Although he’s small in stature like Nelson, Hagan doesn’t see that as a weakness. He likes to think of the advantages it gives him.
“You have to work on a lot of strength and speed, but I see it as a bit of an advantage with our offensive line,” Hagan said. “They’re bigger guys and I can pretty much hide behind them and the defense can’t see me. Being shorter to the ground allows me to make quicker cuts as well.”
Nelson had quite the football career in college and in the pros. He played four years at for Stanford University, where he amassed 4,033 rushing yards and 11 TDs and 2,368 receiving yards and 16 TDs in his career with the Cardinal.
Nelson played 11 seasons in the NFL with 10 of those seasons being with the Vikings. He finished with 4,442 career rushing yards and 18 TDs and 2,559 receiving yards and 5 TDs. Hagan’s dad Dennis has been surprised by how much attention Nelson has given to his son over the last year.
“I can’t believe the interest he took in Sam. He’s in contact with him and I think it’s just amazing,” Dennis said. “He just e-mailed Sam today to see how he’s been doing and what his plans are for the offseason.”
Hagan said that football is his No. 1 passion in life, but he also showed a lot of dedication in Boy Scouts as he received the highest honor in earning his Eagle Scout Badge. Hagan said the work ethic he learned in scouts has carried over to the gridiron.
“You’ve got to work really, really hard on that [badge] and that obviously transfers over to my work ethic for football,” Hagan said.
Hagan is looking to build up his strength so he can muster the power to run through arm tackles next fall. He’s also always working on his speed and he plans on running with the Packer track and field team this spring.
The Packers are coming off a 5-5 overall season where all of their losses came to ranked teams and two of those losses came to eventual state champ Owatonna. Owatonna’s 64-41 win over the Packers on Oct. 28 was their closes score of their entire state tournament run.
“This year meant a lot to us. We worked really hard to for that and we continue to work really hard for it,” Hagan said. “Almost all of us were in the weight room every single day leading up to the season and we were working our tails off. We’re still progressing, but I think next year we’ll do a lot better. [Watching Owatonna win it] lights a fire.”

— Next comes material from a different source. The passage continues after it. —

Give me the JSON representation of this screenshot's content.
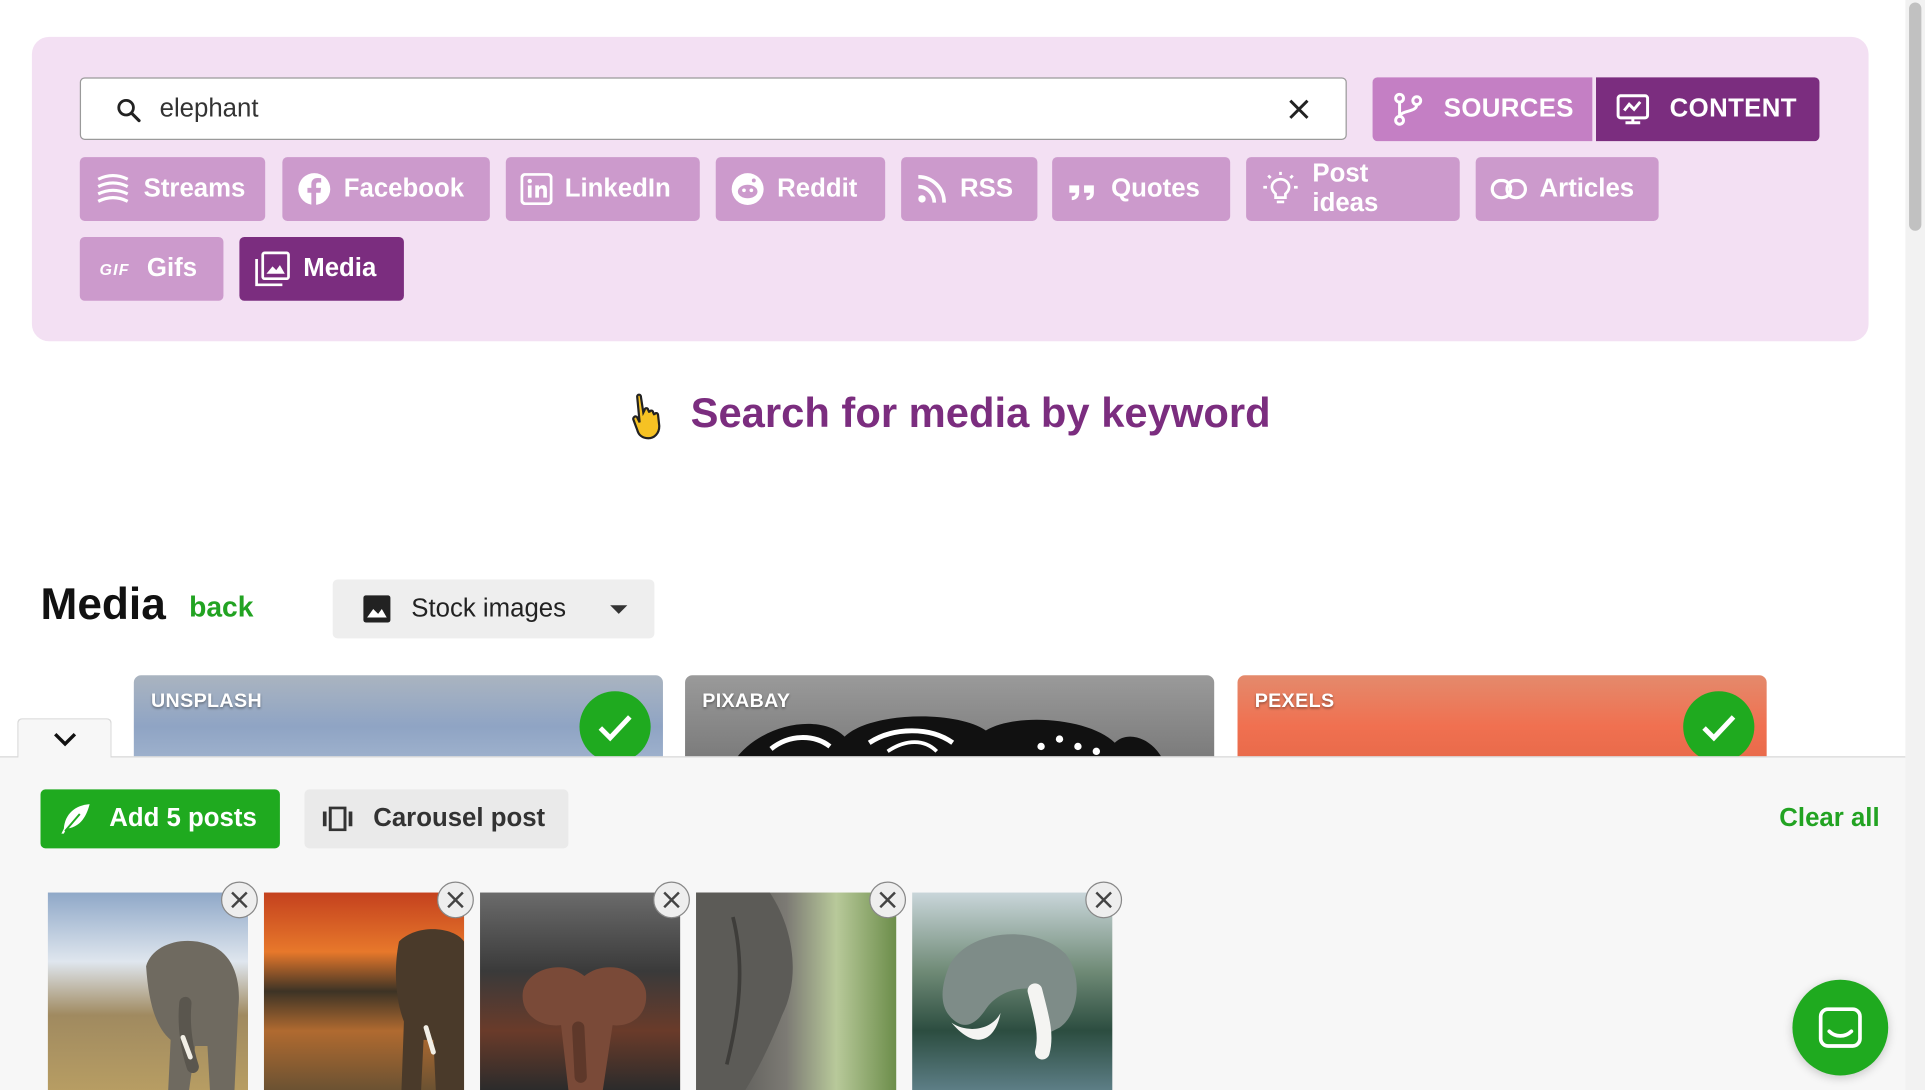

Hagan said his ultimate goal is to play football at the college level and he’s going to continue to rely on Nelson for mentorship as he continues to do what it takes to improve over the next year.